Trai Byers, Jussie Smollett and Bryshere Gray in Empire

Lucious knows how to work his sons' weaknesses and lay traps for them like no other.


Empire promised that it would double down on the family story this season; it has, and it's working. Just when Jamal feels like he can trust Lucious -- making a deal to sing with Kitty in exchange for control over his album -- Lucious betrays him yet again by releasing his work. It's a dirty move, sure, but ultimately in the best interest of Empire and Jamal who'll end up getting a check. Andre, seething with anger over his father's insinuation that he's forgotten that he's black, comes to realize his entire experience with the police last week was a set up by Lucious' half-brother/FBI agent Tariq (Morocco Omari) and that his freedom could rely on giving up his father - the guy who keeps him shackled in golden handcuffs. Of course, implicit here is sons' primal desire for their fathers' acceptance and approval, a subconscious yearning Lucious exploits at every opportunity.

6 times Lucious Lyon reminded us he's basically the devil

Only Cookie seems to have figured out how to break the Lucious spell, firmly separating her heart from her pocketbook and stepping up to go to war with him over the business. To be honest, that story line sounded slightly trite and well-worn at the outset of the season but, it's still compelling. If anyone has a right to half it's her - having helped build it all and having served time in the clink for it too. Up until now, she's been just as much Iago as Lucious, having dismissed the stupid social norms most people abide by a long time ago. Now though, with Angelo Dubois (Taye Diggs) tempting her with good-natured deeds and his sexual chocolate, she may be making a 180. Her steering one of Angelo's kids away from hip-hop to go college says she's awake to the destruction Lucious causes at every turn. The codes of the street are starting to look less appealing.

Terrence Howard in Empire

Lucious is becoming a much better villain -- using principles and people's most vulnerable spots to get ahead.

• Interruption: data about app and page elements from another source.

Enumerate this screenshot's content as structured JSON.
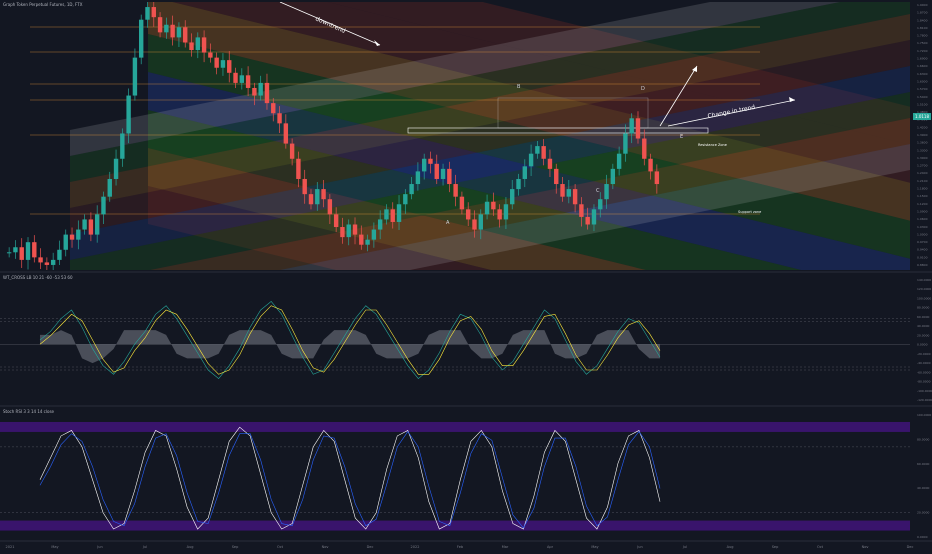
{
  "header": {
    "symbol_title": "Graph Token Perpetual Futures, 1D, FTX",
    "osc_title": "WT_CROSS LB 10 21 -60 -53 53 60",
    "stoch_title": "Stoch RSI 3 3 14 14 close"
  },
  "colors": {
    "background": "#131722",
    "up_candle": "#26a69a",
    "down_candle": "#ef5350",
    "channel_blue": "#1e3a8a",
    "channel_green": "#1b5e20",
    "channel_orange": "#8d5a22",
    "channel_red": "#5d2323",
    "channel_white": "#d1d4dc",
    "purple_band": "#4a148c",
    "price_badge": "#26a69a",
    "fib_line": "#f7a13b",
    "annotation": "#ffffff"
  },
  "chart_data": [
    {
      "type": "candlestick",
      "title": "Graph Token Perpetual Futures, 1D, FTX",
      "y_axis_side": "right",
      "y_ticks": [
        "1.9000",
        "1.8700",
        "1.8400",
        "1.8100",
        "1.7800",
        "1.7500",
        "1.7200",
        "1.6900",
        "1.6600",
        "1.6300",
        "1.6000",
        "1.5700",
        "1.5400",
        "1.5100",
        "1.4800",
        "1.4500",
        "1.4200",
        "1.3900",
        "1.3600",
        "1.3300",
        "1.3000",
        "1.2700",
        "1.2400",
        "1.2100",
        "1.1800",
        "1.1500",
        "1.1200",
        "1.0900",
        "1.0600",
        "1.0300",
        "1.0000",
        "0.9700",
        "0.9400",
        "0.9100",
        "0.8800"
      ],
      "ylim": [
        0.86,
        1.92
      ],
      "current_price": "1.0118",
      "candle_close_path": [
        0.93,
        0.95,
        0.9,
        0.97,
        0.91,
        0.89,
        0.88,
        0.9,
        0.94,
        1.0,
        0.98,
        1.02,
        1.06,
        1.0,
        1.08,
        1.15,
        1.22,
        1.3,
        1.4,
        1.55,
        1.7,
        1.85,
        1.9,
        1.86,
        1.8,
        1.83,
        1.78,
        1.82,
        1.76,
        1.73,
        1.78,
        1.72,
        1.7,
        1.66,
        1.69,
        1.64,
        1.6,
        1.63,
        1.58,
        1.55,
        1.6,
        1.52,
        1.48,
        1.44,
        1.36,
        1.3,
        1.22,
        1.16,
        1.12,
        1.18,
        1.14,
        1.08,
        1.03,
        0.99,
        1.04,
        1.0,
        0.96,
        0.98,
        1.02,
        1.06,
        1.1,
        1.05,
        1.12,
        1.16,
        1.2,
        1.25,
        1.3,
        1.28,
        1.22,
        1.26,
        1.2,
        1.15,
        1.1,
        1.06,
        1.02,
        1.08,
        1.13,
        1.1,
        1.06,
        1.12,
        1.18,
        1.22,
        1.27,
        1.32,
        1.35,
        1.3,
        1.26,
        1.2,
        1.15,
        1.18,
        1.12,
        1.07,
        1.04,
        1.1,
        1.14,
        1.2,
        1.26,
        1.32,
        1.4,
        1.46,
        1.38,
        1.3,
        1.25,
        1.2
      ],
      "trendline_labels": [
        "downtrend",
        "Change in trend"
      ],
      "annotations": [
        "A",
        "B",
        "C",
        "D",
        "E"
      ],
      "level_labels": [
        "Support zone",
        "Resistance Zone"
      ]
    },
    {
      "type": "line",
      "title": "WT_CROSS LB 10 21 -60 -53 53 60",
      "y_ticks": [
        "140.0000",
        "120.0000",
        "100.0000",
        "80.0000",
        "60.0000",
        "40.0000",
        "20.0000",
        "0.0000",
        "-20.0000",
        "-40.0000",
        "-60.0000",
        "-80.0000",
        "-100.0000",
        "-120.0000"
      ],
      "ylim": [
        -130,
        150
      ],
      "reference_levels": [
        60,
        53,
        0,
        -53,
        -60
      ],
      "series": [
        {
          "values": [
            10,
            30,
            60,
            80,
            40,
            -10,
            -50,
            -70,
            -40,
            0,
            30,
            70,
            90,
            60,
            20,
            -20,
            -60,
            -80,
            -50,
            -10,
            40,
            80,
            100,
            70,
            20,
            -30,
            -70,
            -60,
            -20,
            20,
            60,
            90,
            70,
            30,
            -10,
            -50,
            -80,
            -60,
            -20,
            30,
            70,
            60,
            20,
            -30,
            -60,
            -40,
            0,
            40,
            80,
            60,
            10,
            -40,
            -70,
            -50,
            -10,
            30,
            60,
            50,
            10,
            -30
          ]
        },
        {
          "values": [
            0,
            20,
            45,
            70,
            55,
            10,
            -35,
            -65,
            -55,
            -15,
            15,
            55,
            80,
            70,
            35,
            -5,
            -45,
            -70,
            -60,
            -25,
            25,
            65,
            90,
            80,
            35,
            -15,
            -55,
            -65,
            -35,
            5,
            45,
            80,
            80,
            45,
            5,
            -35,
            -70,
            -70,
            -35,
            15,
            55,
            65,
            35,
            -15,
            -50,
            -50,
            -15,
            25,
            65,
            70,
            25,
            -25,
            -60,
            -60,
            -25,
            15,
            45,
            55,
            25,
            -15
          ]
        }
      ]
    },
    {
      "type": "line",
      "title": "Stoch RSI 3 3 14 14 close",
      "y_ticks": [
        "100.0000",
        "80.0000",
        "60.0000",
        "40.0000",
        "20.0000",
        "0.0000"
      ],
      "ylim": [
        -5,
        110
      ],
      "reference_levels": [
        80,
        20
      ],
      "series": [
        {
          "values": [
            50,
            70,
            90,
            95,
            80,
            50,
            20,
            5,
            10,
            40,
            75,
            95,
            90,
            60,
            25,
            5,
            15,
            50,
            85,
            98,
            90,
            55,
            20,
            5,
            10,
            45,
            80,
            95,
            85,
            50,
            15,
            5,
            20,
            60,
            90,
            95,
            70,
            30,
            5,
            10,
            50,
            85,
            95,
            80,
            40,
            10,
            5,
            35,
            75,
            95,
            85,
            50,
            15,
            5,
            25,
            65,
            90,
            95,
            70,
            30
          ]
        },
        {
          "values": [
            45,
            62,
            82,
            92,
            85,
            62,
            32,
            12,
            8,
            28,
            62,
            88,
            92,
            72,
            38,
            12,
            10,
            38,
            72,
            92,
            92,
            68,
            32,
            10,
            8,
            32,
            68,
            90,
            88,
            62,
            28,
            8,
            14,
            46,
            80,
            94,
            80,
            44,
            12,
            8,
            38,
            74,
            92,
            86,
            52,
            18,
            6,
            24,
            62,
            88,
            88,
            62,
            26,
            8,
            16,
            50,
            82,
            94,
            80,
            42
          ]
        }
      ]
    }
  ],
  "x_axis": {
    "labels": [
      "2021",
      "May",
      "Jun",
      "Jul",
      "Aug",
      "Sep",
      "Oct",
      "Nov",
      "Dec",
      "2022",
      "Feb",
      "Mar",
      "Apr",
      "May",
      "Jun",
      "Jul",
      "Aug",
      "Sep",
      "Oct",
      "Nov",
      "Dec"
    ],
    "year_label": "2021"
  }
}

What we have now is a program we all knew and once loved showing signs of a return to glory. And not a moment too soon either, with Peak TV entering Peak Blackness as a slate of very good majority Afro-American shows break viewing records (Luke Cage, Power) and wow critics (Atlanta.) Of course, there's a seat at the table for all of them but in this climate, the quiet ask has been for Empire to step its game up. So far, so good.

Empire airs Wednesdays at 9/8c on Fox.